• **Work to complete**
Every line of the entries below that carries the string "Approval" should be copied.

• **Data to process**

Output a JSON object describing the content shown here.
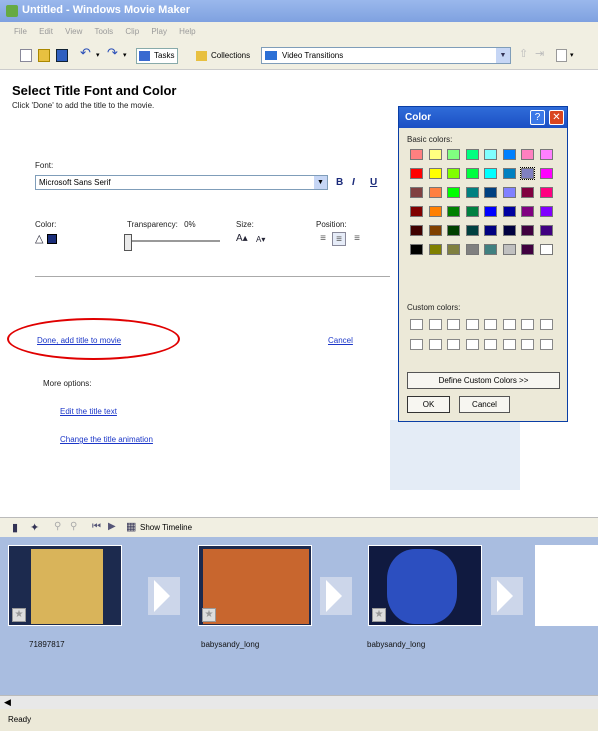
{
  "window": {
    "title": "Untitled - Windows Movie Maker"
  },
  "menu": [
    "File",
    "Edit",
    "View",
    "Tools",
    "Clip",
    "Play",
    "Help"
  ],
  "toolbar": {
    "tasks_label": "Tasks",
    "collections_label": "Collections",
    "collection_value": "Video Transitions"
  },
  "panel": {
    "heading": "Select Title Font and Color",
    "subheading": "Click 'Done' to add the title to the movie.",
    "font_label": "Font:",
    "font_value": "Microsoft Sans Serif",
    "bold": "B",
    "italic": "I",
    "underline": "U",
    "color_label": "Color:",
    "transparency_label": "Transparency:",
    "transparency_value": "0%",
    "size_label": "Size:",
    "position_label": "Position:",
    "done_link": "Done, add title to movie",
    "cancel_link": "Cancel",
    "more_options": "More options:",
    "edit_text_link": "Edit the title text",
    "change_anim_link": "Change the title animation"
  },
  "color_dialog": {
    "title": "Color",
    "basic_label": "Basic colors:",
    "custom_label": "Custom colors:",
    "define_button": "Define Custom Colors >>",
    "ok_button": "OK",
    "cancel_button": "Cancel",
    "basic_colors": [
      "#ff8080",
      "#ffff80",
      "#80ff80",
      "#00ff80",
      "#80ffff",
      "#0080ff",
      "#ff80c0",
      "#ff80ff",
      "#ff0000",
      "#ffff00",
      "#80ff00",
      "#00ff40",
      "#00ffff",
      "#0080c0",
      "#8080c0",
      "#ff00ff",
      "#804040",
      "#ff8040",
      "#00ff00",
      "#008080",
      "#004080",
      "#8080ff",
      "#800040",
      "#ff0080",
      "#800000",
      "#ff8000",
      "#008000",
      "#008040",
      "#0000ff",
      "#0000a0",
      "#800080",
      "#8000ff",
      "#400000",
      "#804000",
      "#004000",
      "#004040",
      "#000080",
      "#000040",
      "#400040",
      "#400080",
      "#000000",
      "#808000",
      "#808040",
      "#808080",
      "#408080",
      "#c0c0c0",
      "#400040",
      "#ffffff"
    ]
  },
  "storyboard": {
    "show_timeline": "Show Timeline",
    "clips": [
      {
        "label": "71897817"
      },
      {
        "label": "babysandy_long"
      },
      {
        "label": "babysandy_long"
      }
    ]
  },
  "status": {
    "text": "Ready"
  }
}
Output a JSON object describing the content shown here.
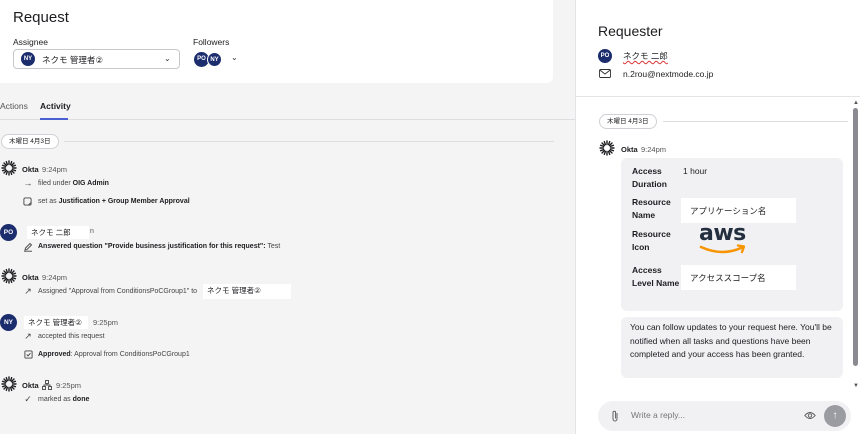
{
  "request": {
    "title": "Request",
    "assignee_label": "Assignee",
    "assignee_initials": "NY",
    "assignee_name": "ネクモ 管理者②",
    "followers_label": "Followers",
    "follower_initials": [
      "PO",
      "NY"
    ]
  },
  "tabs": [
    {
      "label": "Actions",
      "active": false
    },
    {
      "label": "Activity",
      "active": true
    }
  ],
  "activity": {
    "date": "木曜日 4月3日",
    "okta_name": "Okta",
    "events": {
      "e1_time": "9:24pm",
      "e1_line1_prefix": "filed under",
      "e1_line1_bold": "OIG Admin",
      "e1_line2_prefix": "set as",
      "e1_line2_bold": "Justification + Group Member Approval",
      "e2_initials": "PO",
      "e2_name": "ネクモ 二郎",
      "e2_trail": "n",
      "e2_bold": "Answered question \"Provide business justification for this request\":",
      "e2_rest": "Test",
      "e3_time": "9:24pm",
      "e3_line": "Assigned \"Approval from ConditionsPoCGroup1\" to",
      "e3_assignee": "ネクモ 管理者②",
      "e4_initials": "NY",
      "e4_name": "ネクモ 管理者②",
      "e4_time": "9:25pm",
      "e4_line1": "accepted this request",
      "e4_line2_bold": "Approved",
      "e4_line2_rest": ": Approval from ConditionsPoCGroup1",
      "e5_time": "9:25pm",
      "e5_line_prefix": "marked as",
      "e5_line_bold": "done"
    }
  },
  "requester": {
    "title": "Requester",
    "initials": "PO",
    "name": "ネクモ 二郎",
    "email": "n.2rou@nextmode.co.jp"
  },
  "chat": {
    "date": "木曜日 4月3日",
    "sender": "Okta",
    "time": "9:24pm",
    "fields": {
      "access_duration_label": "Access Duration",
      "access_duration_value": "1 hour",
      "resource_name_label": "Resource Name",
      "resource_name_value": "アプリケーション名",
      "resource_icon_label": "Resource Icon",
      "resource_icon_text": "aws",
      "access_level_label": "Access Level Name",
      "access_level_value": "アクセススコープ名"
    },
    "message": "You can follow updates to your request here. You'll be notified when all tasks and questions have been completed and your access has been granted.",
    "reply_placeholder": "Write a reply..."
  },
  "colors": {
    "avatar": "#1c2d6e",
    "tab_accent": "#4b5fd4",
    "aws_orange": "#f79400"
  }
}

• **Answer for this exercise**
      "e1_line2_bold": "Justification + Group Member Approval",
      "e3_line": "Assigned \"Approval from ConditionsPoCGroup1\" to",
      "e4_line2_rest": ": Approval from ConditionsPoCGroup1",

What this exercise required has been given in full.